** THE DATA **

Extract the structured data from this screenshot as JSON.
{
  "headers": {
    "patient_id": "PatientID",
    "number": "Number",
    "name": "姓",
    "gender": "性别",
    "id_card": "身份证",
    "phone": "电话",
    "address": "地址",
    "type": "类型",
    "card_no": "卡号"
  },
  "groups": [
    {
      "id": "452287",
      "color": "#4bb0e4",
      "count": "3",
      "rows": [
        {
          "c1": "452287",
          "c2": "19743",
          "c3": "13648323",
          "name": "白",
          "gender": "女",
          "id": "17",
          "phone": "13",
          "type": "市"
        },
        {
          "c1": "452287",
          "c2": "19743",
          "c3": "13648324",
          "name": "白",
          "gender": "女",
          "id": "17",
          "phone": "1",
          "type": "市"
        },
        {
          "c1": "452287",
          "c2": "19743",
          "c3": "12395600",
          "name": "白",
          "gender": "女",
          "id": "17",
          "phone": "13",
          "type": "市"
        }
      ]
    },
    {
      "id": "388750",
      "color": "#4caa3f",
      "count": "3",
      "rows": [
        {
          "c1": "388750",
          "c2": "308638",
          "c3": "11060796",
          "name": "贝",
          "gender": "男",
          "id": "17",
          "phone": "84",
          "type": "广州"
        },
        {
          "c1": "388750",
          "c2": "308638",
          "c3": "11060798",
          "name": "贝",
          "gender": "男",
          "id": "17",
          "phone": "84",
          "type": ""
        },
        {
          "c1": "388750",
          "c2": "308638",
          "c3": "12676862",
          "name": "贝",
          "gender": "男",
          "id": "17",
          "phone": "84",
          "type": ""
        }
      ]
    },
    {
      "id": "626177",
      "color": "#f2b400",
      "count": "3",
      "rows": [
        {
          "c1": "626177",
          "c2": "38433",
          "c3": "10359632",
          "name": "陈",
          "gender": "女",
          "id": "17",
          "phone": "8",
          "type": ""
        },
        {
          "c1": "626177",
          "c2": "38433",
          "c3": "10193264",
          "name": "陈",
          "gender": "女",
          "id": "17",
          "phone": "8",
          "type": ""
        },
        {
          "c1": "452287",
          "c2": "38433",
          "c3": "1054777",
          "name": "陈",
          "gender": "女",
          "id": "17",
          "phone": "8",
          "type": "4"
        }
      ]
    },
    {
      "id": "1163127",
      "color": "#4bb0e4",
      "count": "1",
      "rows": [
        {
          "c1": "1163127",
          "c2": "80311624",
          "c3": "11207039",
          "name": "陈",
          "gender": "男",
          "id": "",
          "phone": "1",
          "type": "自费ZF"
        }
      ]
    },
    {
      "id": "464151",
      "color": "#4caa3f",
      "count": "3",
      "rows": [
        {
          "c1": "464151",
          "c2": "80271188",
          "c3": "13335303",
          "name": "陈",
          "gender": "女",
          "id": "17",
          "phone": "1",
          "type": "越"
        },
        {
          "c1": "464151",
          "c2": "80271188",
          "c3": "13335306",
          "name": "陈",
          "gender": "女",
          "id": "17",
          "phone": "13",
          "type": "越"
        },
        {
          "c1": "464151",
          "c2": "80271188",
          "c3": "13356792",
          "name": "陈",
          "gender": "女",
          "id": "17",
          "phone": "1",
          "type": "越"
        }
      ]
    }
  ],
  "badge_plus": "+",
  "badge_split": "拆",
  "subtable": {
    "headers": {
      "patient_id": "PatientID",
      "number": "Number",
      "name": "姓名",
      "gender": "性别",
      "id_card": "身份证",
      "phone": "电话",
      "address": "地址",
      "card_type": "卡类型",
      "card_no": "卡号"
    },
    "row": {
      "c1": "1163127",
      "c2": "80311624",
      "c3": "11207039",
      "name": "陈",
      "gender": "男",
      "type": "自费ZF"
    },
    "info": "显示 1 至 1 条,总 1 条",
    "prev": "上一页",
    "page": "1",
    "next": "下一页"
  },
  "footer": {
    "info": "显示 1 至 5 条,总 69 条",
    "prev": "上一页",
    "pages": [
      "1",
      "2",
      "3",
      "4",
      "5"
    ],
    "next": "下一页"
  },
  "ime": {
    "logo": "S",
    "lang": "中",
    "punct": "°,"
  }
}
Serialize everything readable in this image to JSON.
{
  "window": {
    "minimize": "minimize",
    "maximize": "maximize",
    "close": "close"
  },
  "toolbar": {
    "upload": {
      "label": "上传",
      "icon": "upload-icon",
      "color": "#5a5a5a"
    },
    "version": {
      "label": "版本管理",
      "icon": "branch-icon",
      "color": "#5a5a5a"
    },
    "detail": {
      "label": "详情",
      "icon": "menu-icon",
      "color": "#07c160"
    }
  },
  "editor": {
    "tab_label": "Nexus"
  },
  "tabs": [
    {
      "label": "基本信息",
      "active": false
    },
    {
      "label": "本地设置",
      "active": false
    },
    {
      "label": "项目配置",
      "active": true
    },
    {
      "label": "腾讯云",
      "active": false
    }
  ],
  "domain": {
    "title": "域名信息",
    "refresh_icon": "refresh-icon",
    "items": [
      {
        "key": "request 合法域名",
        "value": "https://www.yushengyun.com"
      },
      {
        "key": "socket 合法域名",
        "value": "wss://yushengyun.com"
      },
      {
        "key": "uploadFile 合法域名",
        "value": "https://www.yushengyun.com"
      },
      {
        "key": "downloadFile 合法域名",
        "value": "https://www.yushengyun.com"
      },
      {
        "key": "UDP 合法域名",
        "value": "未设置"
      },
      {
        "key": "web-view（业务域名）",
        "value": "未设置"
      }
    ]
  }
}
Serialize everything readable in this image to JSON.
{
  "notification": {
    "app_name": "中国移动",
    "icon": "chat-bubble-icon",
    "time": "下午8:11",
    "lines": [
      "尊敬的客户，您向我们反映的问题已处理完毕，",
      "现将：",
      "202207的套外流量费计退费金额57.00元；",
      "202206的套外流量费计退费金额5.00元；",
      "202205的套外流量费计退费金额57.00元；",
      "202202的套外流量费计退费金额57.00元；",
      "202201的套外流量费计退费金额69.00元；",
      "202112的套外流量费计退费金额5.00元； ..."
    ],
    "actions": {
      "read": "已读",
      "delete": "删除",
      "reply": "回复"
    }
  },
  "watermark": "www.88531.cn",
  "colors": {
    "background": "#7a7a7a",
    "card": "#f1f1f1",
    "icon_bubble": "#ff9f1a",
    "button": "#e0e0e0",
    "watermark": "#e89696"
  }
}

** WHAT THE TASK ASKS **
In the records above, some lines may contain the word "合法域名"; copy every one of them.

** EXERCISE RESPONSE **
        "key": "request 合法域名",
        "key": "socket 合法域名",
        "key": "uploadFile 合法域名",
        "key": "downloadFile 合法域名",
        "key": "UDP 合法域名",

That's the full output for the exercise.